A: We’re just trying to get together a bunch of friends and bands we’ve played with in the past and do a couple of shows in the States. It’ll probably all come together last minute. I don’t want to make it seem like any crazy, big deal. It should just be a natural thing. (The Band’s 1976 farewell concert) ‘The Last Waltz’ is great, one of the greatest things ever, but it had that impact because it was the last gig. For us it’ll be like ‘The Last Waltz,’ except we’ll be playing a show again the next week (laughs).

Q: You’ve reissued the first three Pearl Jam albums in the last couple years. Can you still relate to the guy who wrote those songs? In some ways it sounds like you’ve left part of that guy behind.

A: I had a long talk with Bruce Springsteen on a rooftop during the Vote for Change tour (in 2004). And it boiled down to this: That guy you used to be, he’s still in the car. He’ll always be in the car. Just don’t let him drive. He might be shouting out directions. But whatever you do, don’t let him get behind the wheel.

Q: People still hold Pearl Jam up as an example, a lightning rod, for the economics of putting on a concert because you went to the mat over service fees in the ‘90s. And now your solo show is $58 and $78 with $15 service fees, and people email me complaining that you’ve lost sight of what you were. They want you to be Fugazi and charge $5 for a show. How do you respond to those sorts of expectations?

A: I think that with where we are as a group, and where we are with how we make a living, and no longer selling records — that’s probably the biggest aspect of why tickets have gotten to the point where I consider them expensive. I can only attempt as part of a group or on my own to make it worth whatever we’re charging. And that’s where you humbly try to say that longevity becomes honored at that point as well. It’s tricky. The other thing that comes in is that, what do people sell these tickets for (on the secondary market) after we sell them? It’s not something that we don’t think about. The main thrust of the answer is that touring is where you connect the dots and keep your bottom line from going in the red. People can argue that and call you names and say this doesn’t resonate with what it was like in the past, but hopefully people will realize how things have changed in the industry. And for some groups that wanted to keep the ticket prices low and T-shirt prices low, and maybe even the cost of their records low and looking out for consumers, as soon as the consumers didn’t have to buy records (by getting them for free on the Internet), did they hold up their end of the deal? That’s being critical of our audience, and I hate to do that. I should probably cut out our main constituency when I say that. But for most artists, selling records no longer pays the bills.
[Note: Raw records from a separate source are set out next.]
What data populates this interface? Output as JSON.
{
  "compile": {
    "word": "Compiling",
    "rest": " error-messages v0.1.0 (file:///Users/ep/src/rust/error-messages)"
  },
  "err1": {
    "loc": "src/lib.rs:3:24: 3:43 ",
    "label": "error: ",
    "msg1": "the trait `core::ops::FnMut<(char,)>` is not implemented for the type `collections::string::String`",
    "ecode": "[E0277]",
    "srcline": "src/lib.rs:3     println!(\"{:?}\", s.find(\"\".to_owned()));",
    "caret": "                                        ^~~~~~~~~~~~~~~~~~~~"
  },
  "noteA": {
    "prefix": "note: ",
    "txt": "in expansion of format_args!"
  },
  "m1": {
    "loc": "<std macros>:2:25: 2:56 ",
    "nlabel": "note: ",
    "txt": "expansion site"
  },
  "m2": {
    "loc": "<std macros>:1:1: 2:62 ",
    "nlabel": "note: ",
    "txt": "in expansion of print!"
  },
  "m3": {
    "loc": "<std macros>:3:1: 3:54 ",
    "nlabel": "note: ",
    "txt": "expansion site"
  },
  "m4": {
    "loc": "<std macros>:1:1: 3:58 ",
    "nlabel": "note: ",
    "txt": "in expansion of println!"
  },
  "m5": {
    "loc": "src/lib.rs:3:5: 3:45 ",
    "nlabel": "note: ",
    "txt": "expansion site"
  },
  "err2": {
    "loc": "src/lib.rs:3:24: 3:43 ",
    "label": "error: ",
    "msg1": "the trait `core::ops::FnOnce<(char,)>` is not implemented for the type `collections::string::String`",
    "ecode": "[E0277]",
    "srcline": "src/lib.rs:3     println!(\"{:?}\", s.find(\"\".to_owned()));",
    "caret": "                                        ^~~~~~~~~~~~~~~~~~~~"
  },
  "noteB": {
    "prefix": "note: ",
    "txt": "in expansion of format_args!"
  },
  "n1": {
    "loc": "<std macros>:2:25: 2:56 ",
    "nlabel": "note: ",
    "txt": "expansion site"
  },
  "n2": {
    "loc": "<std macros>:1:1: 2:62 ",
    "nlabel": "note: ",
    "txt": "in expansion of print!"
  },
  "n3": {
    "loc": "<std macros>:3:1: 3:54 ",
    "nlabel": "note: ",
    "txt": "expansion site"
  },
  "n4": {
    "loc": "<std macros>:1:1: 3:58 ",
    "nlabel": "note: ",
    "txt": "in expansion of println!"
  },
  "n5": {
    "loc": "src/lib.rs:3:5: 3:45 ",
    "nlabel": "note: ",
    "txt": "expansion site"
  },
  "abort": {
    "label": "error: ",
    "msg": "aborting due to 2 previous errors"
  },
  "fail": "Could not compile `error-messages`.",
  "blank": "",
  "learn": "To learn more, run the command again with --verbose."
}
Q: Does that frustrate you?

A: It’s been a full generation of that and so there is no turning back. At some point, believe me, this group likes to get together and talk about music, songs, live shows, other bands. (Pearl Jam bassist) Jeff (Ament) and I get excited talking about making record artwork or working with T-shirt designs. The least exciting part for us is talking about the finances; it’s like going to the dentist for us. But we at least try to do it in a creative way and put our stamp on it. I can only think that we create something that’s worth the value of that dollar.

Q: You’ve been a role model in the way you conducted your career as a band and as a business, so you probably get more scrutiny than most.

A: We understand that. I remember back in 1994 when the Eagles charged more than $100 for tickets. They said, ‘We ain’t Pearl Jam.’ That’s back when records were selling and the Eagles had sold just about as many as anyone on the planet. And 20 years later we’re still charging less than them (laughs).